Francois Mitterrand, leader of the leftist opposition forces bidding for power in France, has canceled plans to visit the United States this year after receiving indications that he would not be able to meet President Carter, French sources reported today.

Carter's failure to agree in advance to meet with Mitterrand in Washington later this month is likely to be considered here as a boost for President Valery Giscard d'Estaing's efforts to keep Mitterrand's Socialist Party and its ally, the French Communist Party, from winning parliamentary elections next March.

Analysts are also questioning whether it represents a signal of a toucher public stand by the Carter administration on Western European Communists and their electoral allies.

The Socialists have sought in recent months to project an image of solid and wide acceptibility in other Western capitals. They have sought to reasure moderate opinion here about American reaction and other international consequences of a leftist victory, which could lead to Communist participation in the government.

A Carter-Mitterrand meeting would have been a major plus for those efforts, and would have given new prestige to Mitterrand, the left's most likely candidate for prime minister in the event of a Socialist-Communist victory in the 1978 elections.

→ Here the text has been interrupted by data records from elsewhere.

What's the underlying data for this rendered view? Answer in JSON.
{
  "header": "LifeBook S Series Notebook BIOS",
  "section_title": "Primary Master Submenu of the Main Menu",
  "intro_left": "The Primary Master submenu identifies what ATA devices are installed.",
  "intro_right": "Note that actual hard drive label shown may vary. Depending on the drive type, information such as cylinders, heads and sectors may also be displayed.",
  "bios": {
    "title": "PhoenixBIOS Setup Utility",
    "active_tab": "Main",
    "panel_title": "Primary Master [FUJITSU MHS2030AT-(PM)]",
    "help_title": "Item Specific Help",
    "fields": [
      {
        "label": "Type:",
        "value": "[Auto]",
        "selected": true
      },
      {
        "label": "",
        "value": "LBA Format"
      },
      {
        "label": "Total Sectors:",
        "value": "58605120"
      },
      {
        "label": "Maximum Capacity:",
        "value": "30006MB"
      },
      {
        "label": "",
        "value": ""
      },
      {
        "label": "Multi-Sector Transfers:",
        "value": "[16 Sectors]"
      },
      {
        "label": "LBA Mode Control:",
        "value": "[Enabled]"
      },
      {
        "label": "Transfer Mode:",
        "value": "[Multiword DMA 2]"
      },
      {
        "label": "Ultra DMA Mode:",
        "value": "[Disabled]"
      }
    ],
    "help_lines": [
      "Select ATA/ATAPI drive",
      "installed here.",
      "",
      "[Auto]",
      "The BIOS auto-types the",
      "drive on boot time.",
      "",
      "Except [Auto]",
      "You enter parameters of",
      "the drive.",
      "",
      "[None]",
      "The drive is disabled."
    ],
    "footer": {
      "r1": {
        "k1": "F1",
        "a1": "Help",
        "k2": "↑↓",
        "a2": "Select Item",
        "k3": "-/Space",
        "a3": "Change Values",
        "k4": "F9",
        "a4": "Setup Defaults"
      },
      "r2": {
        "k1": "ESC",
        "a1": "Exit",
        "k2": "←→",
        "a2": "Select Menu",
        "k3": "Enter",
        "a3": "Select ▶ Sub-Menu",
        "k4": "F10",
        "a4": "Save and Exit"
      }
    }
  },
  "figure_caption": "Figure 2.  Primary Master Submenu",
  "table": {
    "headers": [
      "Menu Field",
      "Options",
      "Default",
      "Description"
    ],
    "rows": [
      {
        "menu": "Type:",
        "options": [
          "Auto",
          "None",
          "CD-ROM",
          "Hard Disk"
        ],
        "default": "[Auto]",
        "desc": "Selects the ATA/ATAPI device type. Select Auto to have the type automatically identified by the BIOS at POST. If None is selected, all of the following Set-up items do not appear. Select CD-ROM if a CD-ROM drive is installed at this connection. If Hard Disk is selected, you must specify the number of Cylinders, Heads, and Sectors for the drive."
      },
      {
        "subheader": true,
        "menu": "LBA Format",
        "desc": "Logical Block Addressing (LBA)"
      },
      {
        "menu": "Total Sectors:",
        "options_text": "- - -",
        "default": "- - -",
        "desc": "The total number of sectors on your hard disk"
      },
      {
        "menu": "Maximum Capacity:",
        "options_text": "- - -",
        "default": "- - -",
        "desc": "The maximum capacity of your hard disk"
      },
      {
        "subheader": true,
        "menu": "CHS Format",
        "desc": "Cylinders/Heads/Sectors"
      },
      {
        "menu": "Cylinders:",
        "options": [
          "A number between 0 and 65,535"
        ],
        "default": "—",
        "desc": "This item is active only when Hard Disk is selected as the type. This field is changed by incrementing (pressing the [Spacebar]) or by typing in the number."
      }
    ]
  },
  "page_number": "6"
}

Public opinion polls show that the Socialists and Communists would win about 54 per cent of the vote and a msjority in the National Assembly if the vote were held today. Giscard, whose seven-year term extends until 1981, would then come under tremendous pressure to choose a Socialist as his prime minister.

The latest national polls, released yesterday, showed Mitterrand continuing to be the most popular party leader in France today. His 68 per cent favorable rating is topped only by Minister of Health Simone Veil, who has a 72 per cent favorable figure.

Giscard, who as president takes a position of being above party politics, and his prime minister, Raymond Barre, were not ranked in the poll. Gaullist leader Jacques Chirac had a 49 per cent favorable rating, while Communist George Marchais was rated at 44 per cent.

Senior Socialist Party officials visited Washington this spring to sound out the Carter administration on a meeting with the President or at least a chat with Vice President Mondale in which Carter might participate at the end.

They had been encouraged by the 1976 presidential campaign, in which Carter and some of his foreign policy advisers indicated that they were not as rigidly opposed to leftist moves toward power through democratic elections in Western Europe as was then-Secretary of State Henry A. Kissinger.

Moreover, the strong possiblity that the left may win the 1978 election here has led some American officials to argue that the Carter administration should not take an attitude that would be interpreted as hostile by the Socialists.

Mitterrand, who met with Kissinger in Washington in 1975, appeared to have strong hopes of another trip, built around invitations to speak to academic and foreign policy groups, that would result in a protocol success to reflect his position as a potential prime minister.

The Carter administration has been careful not to flatly reject a meeting with Mitterrand, but there has been no response to strong Socialist suggestions that Mitterrand would be able to see Carter during a July visit. That visit has been canceled as a result.

A trip in the fall would follow Carter's meeting with Prime Minister Barre, who visits Washington in September. It would also run close to the French election campaign and it would be even more difficult leader then, Mitterrand reportedly believes. He has therefore decided against any trip at all in the absence of a clear invitation from Carter.

Government officials emphasize that Giscard has carefully abstained from making any suggestions or requests to Carter on the Mitterrand visit.

But the two presidents appear to have established a good personal relationship as a result of their meeting at the May economic summit in London and Socialist hopes for a White House visit for Mitterrand have been shrinking since them.

The Carter administration also appears to be trying to refine its position toward leftist groups in Western Europe, especially the "Eurocommunist" Parties in Italy, France and Spain. These parties assert that they are committed to democratic practicts and fair elections and that they are independent of Moscow.

The State Department stressed last month the similarity between its views on Eurocommunism and those of Kissinger. During his election campaign Carter sought to underline the contrasts.